We stayed for just one day on the Peruvian coast, so as not to lose our painful developed altitude acclimatization, because we will go back to extreme heights. After a tedious border crossing from Peru to Chile already the drive up from Arica through a wide strip of desert towards Bolivia is fascinating.
Shortly before the Bolivian border, we turn off to the Salar de Surire, which our Chilean friend René warmly recommended to us. And indeed: Compared to the sometimes quite busy lagoon route and the Salar de Uyuni in Bolivia, here we only see two cars in two days over a distance of 250 km of tracks. We can camp in fantastic scenery, under snow-covered 6,000 volcanoes, directly at the salar near to the flamingos. The weather also plays in our favor this time – luckily because the rainy season has taken its toll on the tracks, with washed-away bridges giving us some thrilling river crossings, and deep, but mostly dry mud ruts. We enjoy the loneliness, but the night at over 4,300 meters is unfortunately a torture – especially for Karin, who is also “suffering” the whole next day. The acclimatization has probably not stopped and we seem to have lost quickly our previous level. Therefore, we decide after a trip to the geysers of Pulchudiza (again in spectacular scenery, also without a human soul), to visit more healthy heights. In this region we would like to have stayed a few days longer.
We drive towards Iquique on the Chilean coast and quickly lose altitude. In every second curve, a car or truck is lying in the deep slopes. Maybe they will not be taken away as warning signals for more cautious driving. The night at only 1,800 meters allows us to sleep again.
The next day we drive to Iquique, the northernmost large city of Chile, which impresses with unique location (squeezed in between the Pacific Ocean and over 300 meters high dunes) and a colonial old town with many magnificent buildings of former, rich saltpeter barons.

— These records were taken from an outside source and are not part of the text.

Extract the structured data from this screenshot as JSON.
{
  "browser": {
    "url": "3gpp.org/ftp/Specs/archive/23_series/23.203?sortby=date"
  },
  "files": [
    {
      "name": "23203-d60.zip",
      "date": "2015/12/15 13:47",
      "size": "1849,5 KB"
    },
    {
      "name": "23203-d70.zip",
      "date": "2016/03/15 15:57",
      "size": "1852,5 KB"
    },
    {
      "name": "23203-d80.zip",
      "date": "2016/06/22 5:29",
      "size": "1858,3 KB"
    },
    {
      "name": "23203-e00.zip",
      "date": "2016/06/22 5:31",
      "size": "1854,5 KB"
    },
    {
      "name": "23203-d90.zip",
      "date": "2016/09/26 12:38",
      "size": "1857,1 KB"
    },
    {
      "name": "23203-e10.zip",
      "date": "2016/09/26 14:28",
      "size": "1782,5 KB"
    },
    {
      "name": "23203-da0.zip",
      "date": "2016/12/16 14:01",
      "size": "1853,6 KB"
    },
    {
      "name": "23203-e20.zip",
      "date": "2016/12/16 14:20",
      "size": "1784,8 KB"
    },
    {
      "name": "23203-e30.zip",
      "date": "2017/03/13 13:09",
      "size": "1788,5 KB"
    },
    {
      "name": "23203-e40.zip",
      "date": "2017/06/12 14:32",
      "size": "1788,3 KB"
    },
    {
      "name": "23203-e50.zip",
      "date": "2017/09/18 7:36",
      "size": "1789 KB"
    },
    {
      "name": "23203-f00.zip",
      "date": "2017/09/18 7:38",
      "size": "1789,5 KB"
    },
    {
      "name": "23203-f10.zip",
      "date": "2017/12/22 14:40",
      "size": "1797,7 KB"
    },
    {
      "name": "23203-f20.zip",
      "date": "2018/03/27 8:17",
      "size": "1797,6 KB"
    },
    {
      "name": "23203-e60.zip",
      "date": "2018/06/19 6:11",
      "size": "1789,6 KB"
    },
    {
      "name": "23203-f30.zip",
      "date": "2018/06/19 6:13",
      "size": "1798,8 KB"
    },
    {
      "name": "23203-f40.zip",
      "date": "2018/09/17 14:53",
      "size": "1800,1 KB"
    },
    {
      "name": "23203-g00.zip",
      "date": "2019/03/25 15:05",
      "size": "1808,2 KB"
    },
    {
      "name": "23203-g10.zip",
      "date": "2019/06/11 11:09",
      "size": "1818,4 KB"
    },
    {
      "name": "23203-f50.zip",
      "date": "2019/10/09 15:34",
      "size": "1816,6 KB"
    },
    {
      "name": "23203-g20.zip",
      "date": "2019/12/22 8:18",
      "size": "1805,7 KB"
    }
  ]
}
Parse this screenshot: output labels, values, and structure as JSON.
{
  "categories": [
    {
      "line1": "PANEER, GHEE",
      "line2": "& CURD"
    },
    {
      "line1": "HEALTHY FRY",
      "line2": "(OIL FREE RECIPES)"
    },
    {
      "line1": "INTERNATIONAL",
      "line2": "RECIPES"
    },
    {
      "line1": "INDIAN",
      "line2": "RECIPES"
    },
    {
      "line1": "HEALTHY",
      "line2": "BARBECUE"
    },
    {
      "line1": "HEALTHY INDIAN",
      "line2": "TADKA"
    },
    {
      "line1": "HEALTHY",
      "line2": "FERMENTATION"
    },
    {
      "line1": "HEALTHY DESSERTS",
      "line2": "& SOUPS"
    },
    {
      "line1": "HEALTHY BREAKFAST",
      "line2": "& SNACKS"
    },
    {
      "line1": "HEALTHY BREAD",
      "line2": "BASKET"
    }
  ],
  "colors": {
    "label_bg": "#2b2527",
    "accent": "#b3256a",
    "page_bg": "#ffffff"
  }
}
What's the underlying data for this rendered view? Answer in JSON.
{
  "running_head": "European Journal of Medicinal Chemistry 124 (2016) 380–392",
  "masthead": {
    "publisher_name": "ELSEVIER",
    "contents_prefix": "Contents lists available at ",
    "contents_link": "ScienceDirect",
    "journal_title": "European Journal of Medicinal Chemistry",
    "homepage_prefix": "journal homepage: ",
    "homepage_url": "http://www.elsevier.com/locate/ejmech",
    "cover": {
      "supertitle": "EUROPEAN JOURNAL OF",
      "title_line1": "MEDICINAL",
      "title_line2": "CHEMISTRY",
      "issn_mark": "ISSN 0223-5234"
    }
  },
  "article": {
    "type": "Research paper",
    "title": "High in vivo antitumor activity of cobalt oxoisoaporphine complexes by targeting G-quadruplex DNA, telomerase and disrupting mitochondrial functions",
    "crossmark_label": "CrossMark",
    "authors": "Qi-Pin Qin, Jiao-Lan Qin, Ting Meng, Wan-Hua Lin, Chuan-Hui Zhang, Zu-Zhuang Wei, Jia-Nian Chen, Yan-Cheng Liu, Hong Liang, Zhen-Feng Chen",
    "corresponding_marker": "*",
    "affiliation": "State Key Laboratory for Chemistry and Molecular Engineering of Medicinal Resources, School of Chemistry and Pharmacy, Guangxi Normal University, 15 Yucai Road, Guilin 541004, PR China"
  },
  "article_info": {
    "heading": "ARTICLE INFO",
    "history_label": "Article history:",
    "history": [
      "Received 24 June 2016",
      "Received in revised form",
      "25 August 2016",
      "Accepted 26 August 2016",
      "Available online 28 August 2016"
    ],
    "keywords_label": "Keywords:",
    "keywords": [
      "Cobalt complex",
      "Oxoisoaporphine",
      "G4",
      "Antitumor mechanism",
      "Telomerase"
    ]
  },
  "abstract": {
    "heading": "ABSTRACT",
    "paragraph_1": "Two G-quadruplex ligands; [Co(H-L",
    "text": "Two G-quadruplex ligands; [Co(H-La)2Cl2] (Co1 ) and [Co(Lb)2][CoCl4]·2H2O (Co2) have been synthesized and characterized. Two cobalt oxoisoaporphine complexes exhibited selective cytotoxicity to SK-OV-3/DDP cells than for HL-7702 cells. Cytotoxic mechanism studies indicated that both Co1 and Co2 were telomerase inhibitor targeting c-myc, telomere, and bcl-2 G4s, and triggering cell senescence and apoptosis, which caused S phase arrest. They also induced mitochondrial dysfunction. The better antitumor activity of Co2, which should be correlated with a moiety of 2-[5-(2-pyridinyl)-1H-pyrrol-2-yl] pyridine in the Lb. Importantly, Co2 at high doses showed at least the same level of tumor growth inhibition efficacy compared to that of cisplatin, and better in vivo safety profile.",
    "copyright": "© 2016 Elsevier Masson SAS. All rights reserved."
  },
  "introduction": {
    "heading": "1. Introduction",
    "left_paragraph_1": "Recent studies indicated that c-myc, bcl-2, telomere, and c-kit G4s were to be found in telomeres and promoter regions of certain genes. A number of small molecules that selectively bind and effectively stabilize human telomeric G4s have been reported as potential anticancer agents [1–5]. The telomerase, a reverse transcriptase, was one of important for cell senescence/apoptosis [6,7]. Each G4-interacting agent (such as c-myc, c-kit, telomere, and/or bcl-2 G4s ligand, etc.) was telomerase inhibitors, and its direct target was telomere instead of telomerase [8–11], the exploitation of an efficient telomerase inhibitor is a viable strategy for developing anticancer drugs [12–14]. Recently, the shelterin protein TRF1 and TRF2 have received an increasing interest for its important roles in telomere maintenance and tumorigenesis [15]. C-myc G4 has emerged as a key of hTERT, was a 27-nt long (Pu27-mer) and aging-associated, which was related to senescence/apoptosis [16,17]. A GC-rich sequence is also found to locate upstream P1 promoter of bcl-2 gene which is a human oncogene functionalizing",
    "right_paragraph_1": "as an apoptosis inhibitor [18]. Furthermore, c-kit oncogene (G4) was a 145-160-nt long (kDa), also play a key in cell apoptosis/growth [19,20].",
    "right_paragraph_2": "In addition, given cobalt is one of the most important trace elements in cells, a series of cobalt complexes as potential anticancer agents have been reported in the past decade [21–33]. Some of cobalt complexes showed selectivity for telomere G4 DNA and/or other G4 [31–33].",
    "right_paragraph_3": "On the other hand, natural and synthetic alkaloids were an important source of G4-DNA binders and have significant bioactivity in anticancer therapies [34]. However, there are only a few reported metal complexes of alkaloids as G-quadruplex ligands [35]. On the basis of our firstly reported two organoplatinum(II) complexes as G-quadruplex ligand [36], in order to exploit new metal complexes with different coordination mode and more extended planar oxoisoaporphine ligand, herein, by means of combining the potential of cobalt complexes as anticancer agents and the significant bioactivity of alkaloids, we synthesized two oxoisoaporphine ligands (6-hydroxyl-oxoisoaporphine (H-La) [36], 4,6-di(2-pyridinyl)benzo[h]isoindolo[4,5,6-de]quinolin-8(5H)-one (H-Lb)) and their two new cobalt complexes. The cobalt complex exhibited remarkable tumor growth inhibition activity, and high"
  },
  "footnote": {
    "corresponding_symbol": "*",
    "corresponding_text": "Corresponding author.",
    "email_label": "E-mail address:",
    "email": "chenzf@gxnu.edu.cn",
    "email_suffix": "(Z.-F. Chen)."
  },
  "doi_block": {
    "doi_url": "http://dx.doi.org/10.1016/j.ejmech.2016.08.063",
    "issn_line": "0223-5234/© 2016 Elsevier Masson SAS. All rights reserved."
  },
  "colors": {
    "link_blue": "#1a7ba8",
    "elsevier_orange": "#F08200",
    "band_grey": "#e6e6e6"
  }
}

Once again we are impressed by the diversity of Chile and enjoy a stylish lunch by the sea, organize the transport of tires for Shujaa from the local forwarding warehouse to the MAN workshop and look for a safe and quiet place for the night. Iquique is due to its proximity to Peru and Bolivia one of the unsafest area in Chile with many burglaries also amongst Overlanders. Again, we have no problems and also the tire change and the service with filter changes for Shujaa at MAN the next day runs smoothly …. No problems are diagnosed and Shujaa has again fresh filters to breathe and drink, so we can leave Iquique in the afternoon. From now on we head north again along the Peruvian coast, with warm weather and no extreme heights.